(REQUIRED WORK)
Please set down exactly the lines from the one that contains "Serialize everything readable" through the end of the material, leaving out every picture.

++++++++++

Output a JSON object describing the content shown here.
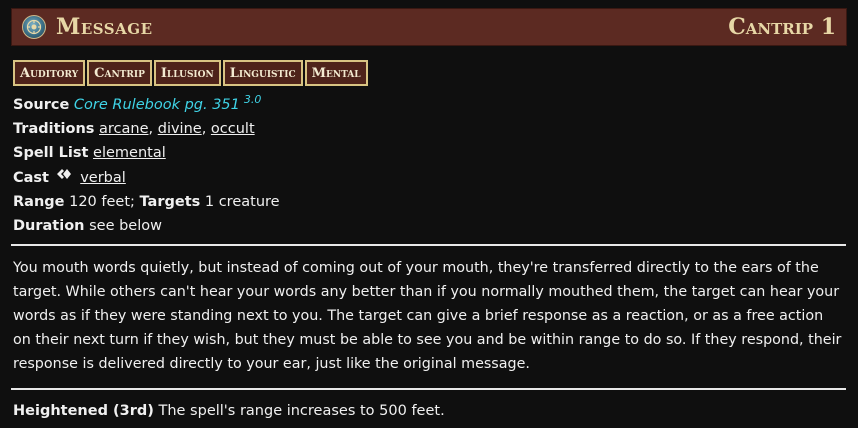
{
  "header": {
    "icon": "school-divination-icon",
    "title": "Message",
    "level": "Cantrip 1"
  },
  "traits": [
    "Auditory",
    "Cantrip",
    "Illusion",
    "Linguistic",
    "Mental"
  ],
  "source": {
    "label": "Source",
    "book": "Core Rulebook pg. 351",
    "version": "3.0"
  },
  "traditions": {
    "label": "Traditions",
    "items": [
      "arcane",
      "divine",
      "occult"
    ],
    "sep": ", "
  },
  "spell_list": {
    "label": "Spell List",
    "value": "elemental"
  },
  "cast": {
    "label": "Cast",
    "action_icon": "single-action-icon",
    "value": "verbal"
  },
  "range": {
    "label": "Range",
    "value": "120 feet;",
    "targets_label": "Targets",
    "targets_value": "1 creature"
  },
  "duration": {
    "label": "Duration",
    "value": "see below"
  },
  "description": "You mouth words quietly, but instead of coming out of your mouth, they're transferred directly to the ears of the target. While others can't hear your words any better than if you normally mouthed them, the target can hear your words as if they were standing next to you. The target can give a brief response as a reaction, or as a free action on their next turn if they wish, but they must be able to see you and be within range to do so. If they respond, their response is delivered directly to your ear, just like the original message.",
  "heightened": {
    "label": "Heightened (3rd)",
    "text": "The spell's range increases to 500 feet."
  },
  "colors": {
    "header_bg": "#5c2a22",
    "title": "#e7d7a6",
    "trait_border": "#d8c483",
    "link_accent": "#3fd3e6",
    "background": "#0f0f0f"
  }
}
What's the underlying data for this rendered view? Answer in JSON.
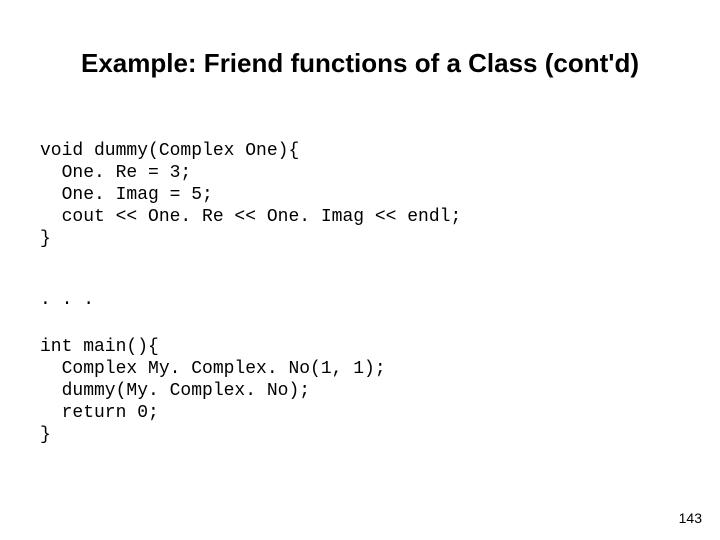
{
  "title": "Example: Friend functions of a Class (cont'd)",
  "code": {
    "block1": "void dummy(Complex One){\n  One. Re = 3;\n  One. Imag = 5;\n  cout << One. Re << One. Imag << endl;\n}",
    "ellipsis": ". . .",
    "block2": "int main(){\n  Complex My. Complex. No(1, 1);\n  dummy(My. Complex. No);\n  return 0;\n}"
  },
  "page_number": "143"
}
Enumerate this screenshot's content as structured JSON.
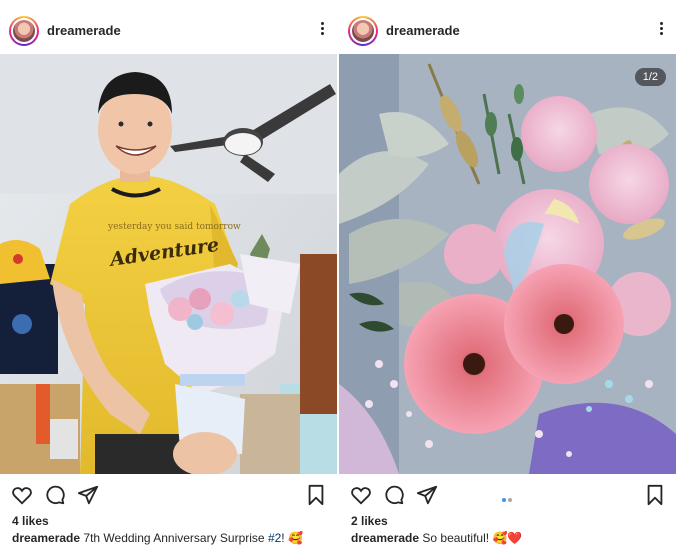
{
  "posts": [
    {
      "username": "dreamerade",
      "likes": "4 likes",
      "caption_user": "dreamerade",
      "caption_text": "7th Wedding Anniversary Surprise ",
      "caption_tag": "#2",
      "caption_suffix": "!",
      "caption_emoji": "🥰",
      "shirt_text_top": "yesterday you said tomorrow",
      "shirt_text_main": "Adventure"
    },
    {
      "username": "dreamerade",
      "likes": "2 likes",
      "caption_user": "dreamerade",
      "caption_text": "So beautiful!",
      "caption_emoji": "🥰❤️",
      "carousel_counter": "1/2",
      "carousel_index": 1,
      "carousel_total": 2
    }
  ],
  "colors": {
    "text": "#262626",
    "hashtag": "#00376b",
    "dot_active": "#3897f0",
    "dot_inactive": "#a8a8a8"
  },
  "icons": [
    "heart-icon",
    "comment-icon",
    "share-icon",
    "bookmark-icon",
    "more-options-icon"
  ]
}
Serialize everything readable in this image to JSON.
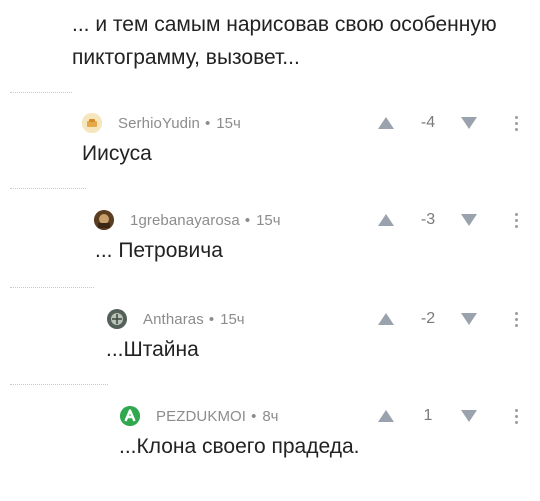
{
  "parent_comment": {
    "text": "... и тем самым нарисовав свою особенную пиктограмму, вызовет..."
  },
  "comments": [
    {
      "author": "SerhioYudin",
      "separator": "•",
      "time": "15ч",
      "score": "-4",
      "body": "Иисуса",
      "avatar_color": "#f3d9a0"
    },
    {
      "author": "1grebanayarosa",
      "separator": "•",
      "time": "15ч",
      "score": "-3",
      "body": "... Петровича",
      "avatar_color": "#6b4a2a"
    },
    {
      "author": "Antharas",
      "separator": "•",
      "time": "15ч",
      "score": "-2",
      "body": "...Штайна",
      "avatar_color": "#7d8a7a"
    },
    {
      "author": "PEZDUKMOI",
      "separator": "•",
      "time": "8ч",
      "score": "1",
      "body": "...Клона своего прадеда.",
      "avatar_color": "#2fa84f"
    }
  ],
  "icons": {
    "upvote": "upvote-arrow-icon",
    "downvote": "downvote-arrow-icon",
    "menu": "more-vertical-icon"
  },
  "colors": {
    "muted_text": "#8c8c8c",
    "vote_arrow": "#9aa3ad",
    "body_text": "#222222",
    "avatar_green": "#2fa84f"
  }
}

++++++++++

(COMPLETED EXERCISE)
Serialize everything readable in this image to JSON.
{
  "parent_comment": {
    "text": "... и тем самым нарисовав свою особенную пиктограмму, вызовет..."
  },
  "comments": [
    {
      "author": "SerhioYudin",
      "separator": "•",
      "time": "15ч",
      "score": "-4",
      "body": "Иисуса",
      "avatar_color": "#f3d9a0"
    },
    {
      "author": "1grebanayarosa",
      "separator": "•",
      "time": "15ч",
      "score": "-3",
      "body": "... Петровича",
      "avatar_color": "#6b4a2a"
    },
    {
      "author": "Antharas",
      "separator": "•",
      "time": "15ч",
      "score": "-2",
      "body": "...Штайна",
      "avatar_color": "#7d8a7a"
    },
    {
      "author": "PEZDUKMOI",
      "separator": "•",
      "time": "8ч",
      "score": "1",
      "body": "...Клона своего прадеда.",
      "avatar_color": "#2fa84f"
    }
  ],
  "icons": {
    "upvote": "upvote-arrow-icon",
    "downvote": "downvote-arrow-icon",
    "menu": "more-vertical-icon"
  },
  "colors": {
    "muted_text": "#8c8c8c",
    "vote_arrow": "#9aa3ad",
    "body_text": "#222222",
    "avatar_green": "#2fa84f"
  }
}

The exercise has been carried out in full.